• _ABOUT THIS EXERCISE_
Your answer should be the records again, unchanged in wording and free of images.
● ● ● ● ● ● ●
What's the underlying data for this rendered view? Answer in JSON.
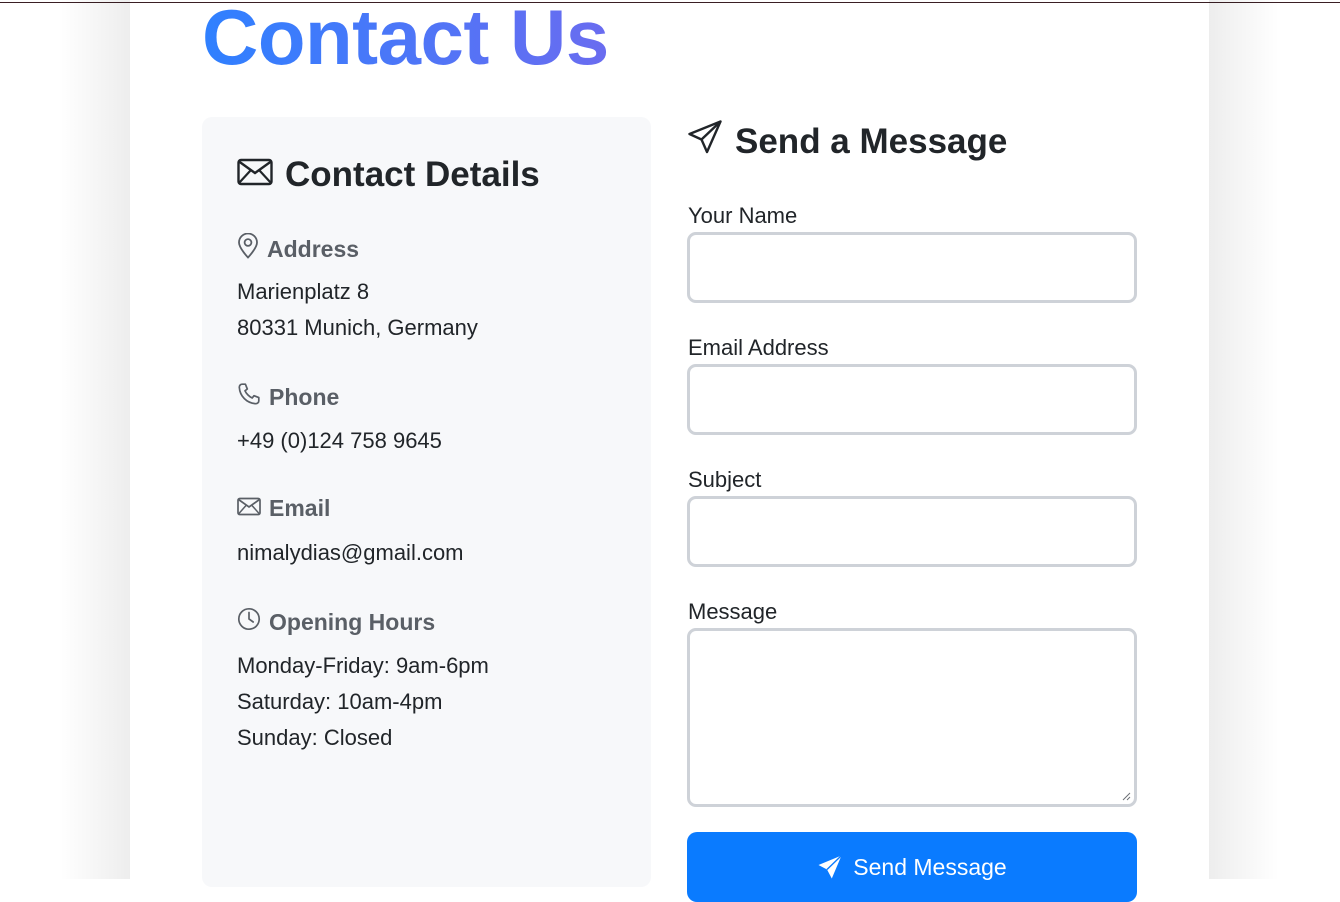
{
  "page": {
    "title": "Contact Us"
  },
  "details": {
    "heading": "Contact Details",
    "heading_icon": "envelope-icon",
    "address": {
      "label": "Address",
      "icon": "map-pin-icon",
      "lines": [
        "Marienplatz 8",
        "80331 Munich, Germany"
      ]
    },
    "phone": {
      "label": "Phone",
      "icon": "phone-icon",
      "value": "+49 (0)124 758 9645"
    },
    "email": {
      "label": "Email",
      "icon": "envelope-icon",
      "value": "nimalydias@gmail.com"
    },
    "hours": {
      "label": "Opening Hours",
      "icon": "clock-icon",
      "lines": [
        "Monday-Friday: 9am-6pm",
        "Saturday: 10am-4pm",
        "Sunday: Closed"
      ]
    }
  },
  "form": {
    "heading": "Send a Message",
    "heading_icon": "paper-plane-icon",
    "fields": [
      {
        "label": "Your Name",
        "value": ""
      },
      {
        "label": "Email Address",
        "value": ""
      },
      {
        "label": "Subject",
        "value": ""
      },
      {
        "label": "Message",
        "value": ""
      }
    ],
    "submit_label": "Send Message",
    "submit_icon": "paper-plane-filled-icon"
  },
  "colors": {
    "title_gradient_start": "#2f80ff",
    "title_gradient_end": "#6a6cf0",
    "button_bg": "#0a7bff",
    "panel_bg": "#f7f8fa",
    "input_border": "#ced2d8"
  }
}
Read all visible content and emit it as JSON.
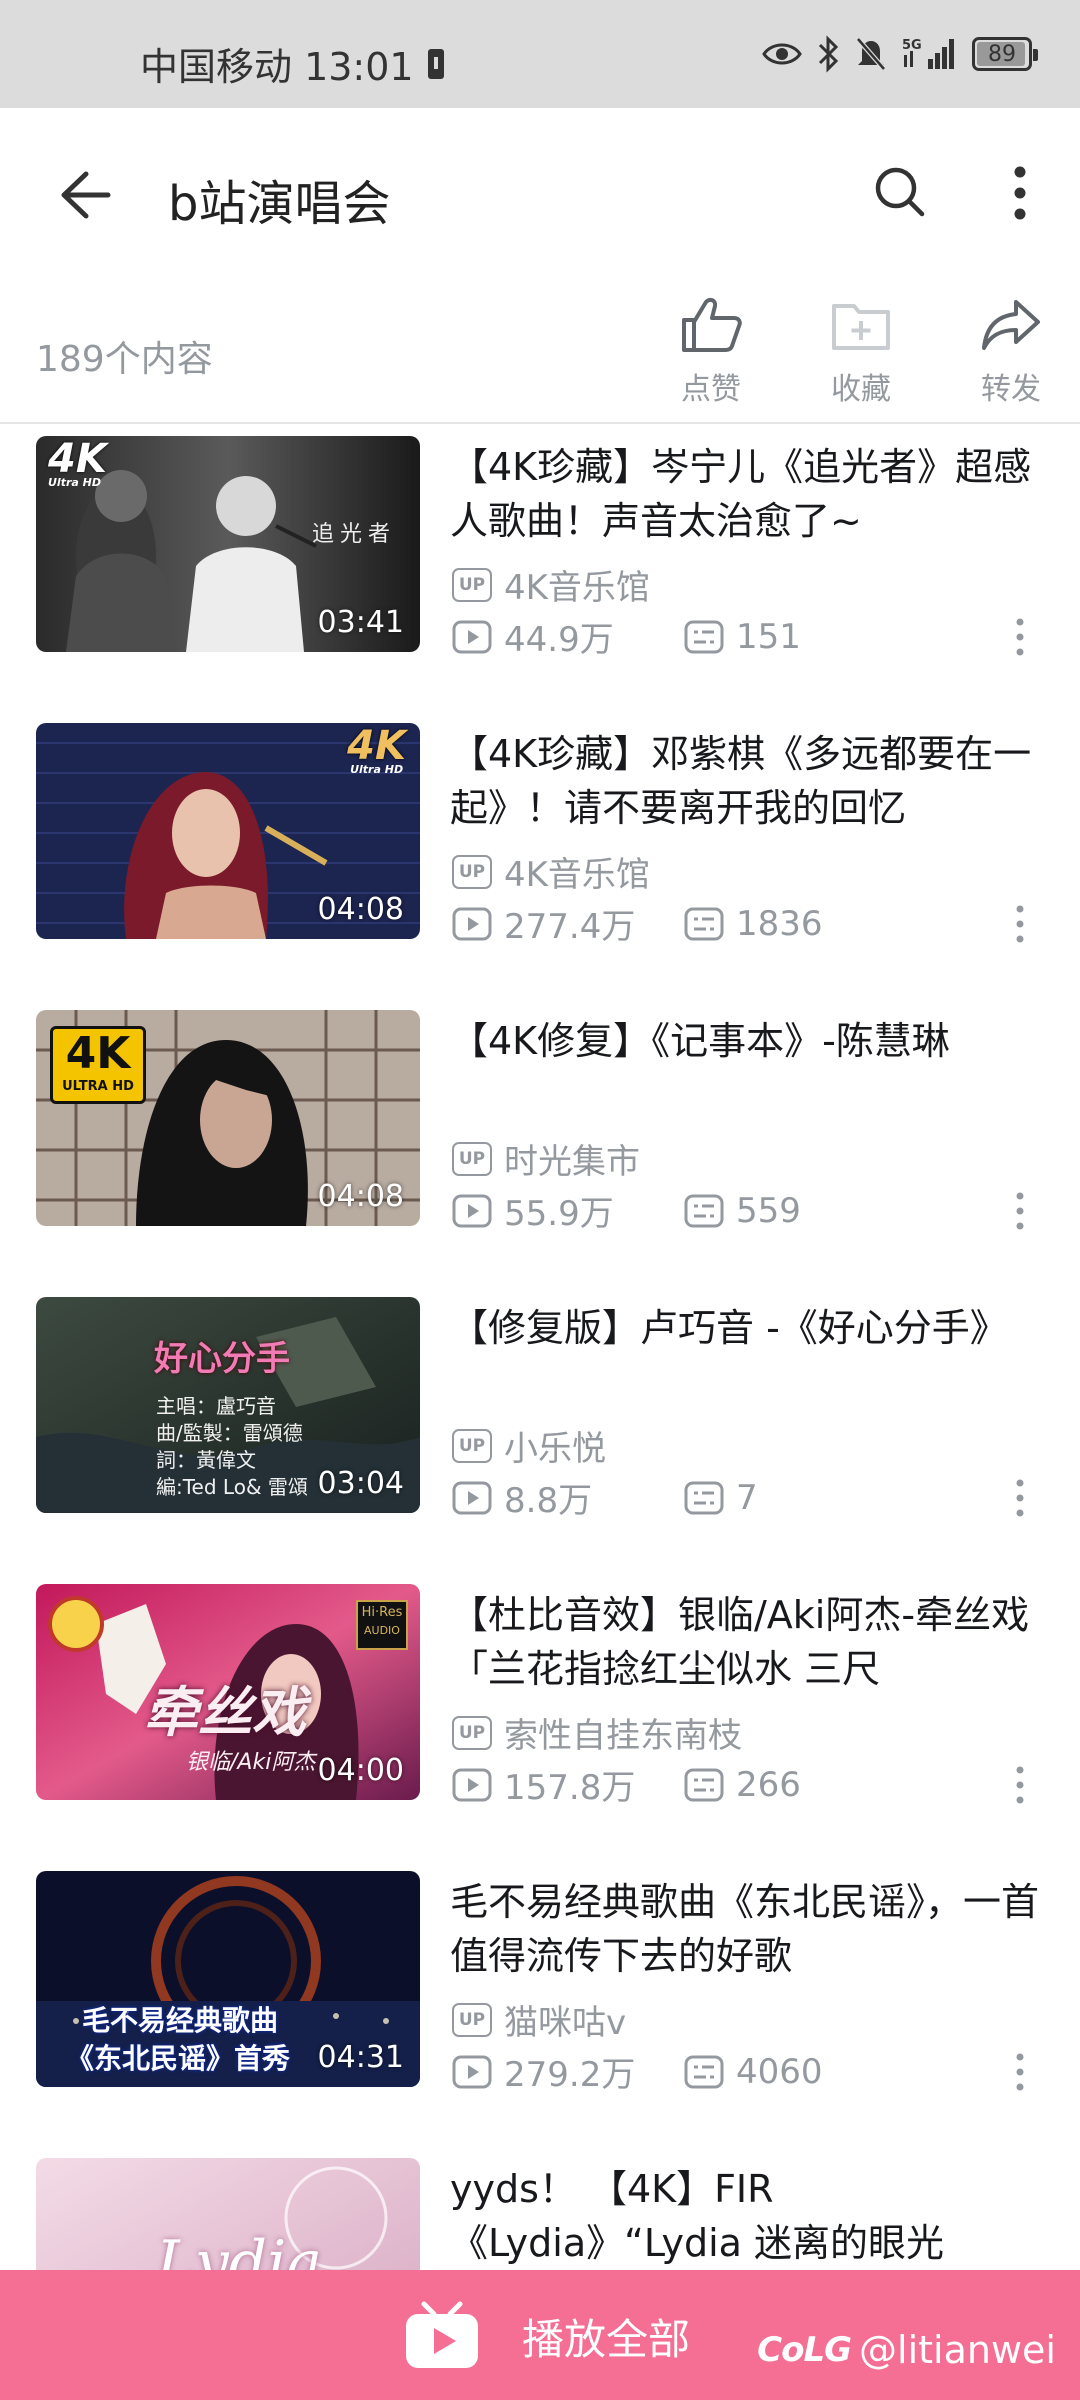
{
  "status_bar": {
    "carrier_time": "中国移动 13:01",
    "network": "5G",
    "battery": "89"
  },
  "nav": {
    "title": "b站演唱会"
  },
  "header": {
    "count": "189个内容",
    "actions": [
      {
        "label": "点赞"
      },
      {
        "label": "收藏"
      },
      {
        "label": "转发"
      }
    ]
  },
  "videos": [
    {
      "title": "【4K珍藏】岑宁儿《追光者》超感人歌曲！声音太治愈了~",
      "uploader": "4K音乐馆",
      "views": "44.9万",
      "comments": "151",
      "duration": "03:41",
      "thumb_text": "追光者"
    },
    {
      "title": "【4K珍藏】邓紫棋《多远都要在一起》！请不要离开我的回忆",
      "uploader": "4K音乐馆",
      "views": "277.4万",
      "comments": "1836",
      "duration": "04:08"
    },
    {
      "title": "【4K修复】《记事本》-陈慧琳",
      "uploader": "时光集市",
      "views": "55.9万",
      "comments": "559",
      "duration": "04:08"
    },
    {
      "title": "【修复版】卢巧音 -《好心分手》",
      "uploader": "小乐悦",
      "views": "8.8万",
      "comments": "7",
      "duration": "03:04",
      "thumb_title": "好心分手",
      "thumb_lines": [
        "主唱：盧巧音",
        "曲/監製：雷頌德",
        "詞：黃偉文",
        "編:Ted Lo& 雷頌"
      ]
    },
    {
      "title": "【杜比音效】银临/Aki阿杰-牵丝戏「兰花指捻红尘似水 三尺",
      "uploader": "索性自挂东南枝",
      "views": "157.8万",
      "comments": "266",
      "duration": "04:00",
      "thumb_title": "牵丝戏",
      "thumb_sub": "银临/Aki阿杰",
      "hires": [
        "Hi·Res",
        "AUDIO"
      ]
    },
    {
      "title": "毛不易经典歌曲《东北民谣》，一首值得流传下去的好歌",
      "uploader": "猫咪咕v",
      "views": "279.2万",
      "comments": "4060",
      "duration": "04:31",
      "thumb_lines": [
        "毛不易经典歌曲",
        "《东北民谣》首秀"
      ]
    },
    {
      "title": "yyds！ 【4K】FIR《Lydia》“Lydia 迷离的眼光",
      "uploader": "",
      "views": "",
      "comments": "",
      "duration": "",
      "thumb_title": "Lydia"
    }
  ],
  "badges": {
    "k4": "4K",
    "ultra_hd": "Ultra HD",
    "ultra_hd_caps": "ULTRA HD",
    "up": "UP"
  },
  "bottom": {
    "play_all": "播放全部",
    "watermark_logo": "CoLG",
    "watermark_user": "@litianwei"
  },
  "colors": {
    "accent_pink": "#f56e94",
    "gray_text": "#9499a0",
    "title_text": "#18191c"
  }
}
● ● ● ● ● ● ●
• _RESPONSE BOX_
What's the underlying data for this rendered view? Answer in JSON.
{
  "page": {
    "title": "Contact Us"
  },
  "details": {
    "heading": "Contact Details",
    "heading_icon": "envelope-icon",
    "address": {
      "label": "Address",
      "icon": "map-pin-icon",
      "lines": [
        "Marienplatz 8",
        "80331 Munich, Germany"
      ]
    },
    "phone": {
      "label": "Phone",
      "icon": "phone-icon",
      "value": "+49 (0)124 758 9645"
    },
    "email": {
      "label": "Email",
      "icon": "envelope-icon",
      "value": "nimalydias@gmail.com"
    },
    "hours": {
      "label": "Opening Hours",
      "icon": "clock-icon",
      "lines": [
        "Monday-Friday: 9am-6pm",
        "Saturday: 10am-4pm",
        "Sunday: Closed"
      ]
    }
  },
  "form": {
    "heading": "Send a Message",
    "heading_icon": "paper-plane-icon",
    "fields": [
      {
        "label": "Your Name",
        "value": ""
      },
      {
        "label": "Email Address",
        "value": ""
      },
      {
        "label": "Subject",
        "value": ""
      },
      {
        "label": "Message",
        "value": ""
      }
    ],
    "submit_label": "Send Message",
    "submit_icon": "paper-plane-filled-icon"
  },
  "colors": {
    "title_gradient_start": "#2f80ff",
    "title_gradient_end": "#6a6cf0",
    "button_bg": "#0a7bff",
    "panel_bg": "#f7f8fa",
    "input_border": "#ced2d8"
  }
}
Read all visible content and emit it as JSON.
{
  "status_bar": {
    "carrier_time": "中国移动 13:01",
    "network": "5G",
    "battery": "89"
  },
  "nav": {
    "title": "b站演唱会"
  },
  "header": {
    "count": "189个内容",
    "actions": [
      {
        "label": "点赞"
      },
      {
        "label": "收藏"
      },
      {
        "label": "转发"
      }
    ]
  },
  "videos": [
    {
      "title": "【4K珍藏】岑宁儿《追光者》超感人歌曲！声音太治愈了~",
      "uploader": "4K音乐馆",
      "views": "44.9万",
      "comments": "151",
      "duration": "03:41",
      "thumb_text": "追光者"
    },
    {
      "title": "【4K珍藏】邓紫棋《多远都要在一起》！请不要离开我的回忆",
      "uploader": "4K音乐馆",
      "views": "277.4万",
      "comments": "1836",
      "duration": "04:08"
    },
    {
      "title": "【4K修复】《记事本》-陈慧琳",
      "uploader": "时光集市",
      "views": "55.9万",
      "comments": "559",
      "duration": "04:08"
    },
    {
      "title": "【修复版】卢巧音 -《好心分手》",
      "uploader": "小乐悦",
      "views": "8.8万",
      "comments": "7",
      "duration": "03:04",
      "thumb_title": "好心分手",
      "thumb_lines": [
        "主唱：盧巧音",
        "曲/監製：雷頌德",
        "詞：黃偉文",
        "編:Ted Lo& 雷頌"
      ]
    },
    {
      "title": "【杜比音效】银临/Aki阿杰-牵丝戏「兰花指捻红尘似水 三尺",
      "uploader": "索性自挂东南枝",
      "views": "157.8万",
      "comments": "266",
      "duration": "04:00",
      "thumb_title": "牵丝戏",
      "thumb_sub": "银临/Aki阿杰",
      "hires": [
        "Hi·Res",
        "AUDIO"
      ]
    },
    {
      "title": "毛不易经典歌曲《东北民谣》，一首值得流传下去的好歌",
      "uploader": "猫咪咕v",
      "views": "279.2万",
      "comments": "4060",
      "duration": "04:31",
      "thumb_lines": [
        "毛不易经典歌曲",
        "《东北民谣》首秀"
      ]
    },
    {
      "title": "yyds！ 【4K】FIR《Lydia》“Lydia 迷离的眼光",
      "uploader": "",
      "views": "",
      "comments": "",
      "duration": "",
      "thumb_title": "Lydia"
    }
  ],
  "badges": {
    "k4": "4K",
    "ultra_hd": "Ultra HD",
    "ultra_hd_caps": "ULTRA HD",
    "up": "UP"
  },
  "bottom": {
    "play_all": "播放全部",
    "watermark_logo": "CoLG",
    "watermark_user": "@litianwei"
  },
  "colors": {
    "accent_pink": "#f56e94",
    "gray_text": "#9499a0",
    "title_text": "#18191c"
  }
}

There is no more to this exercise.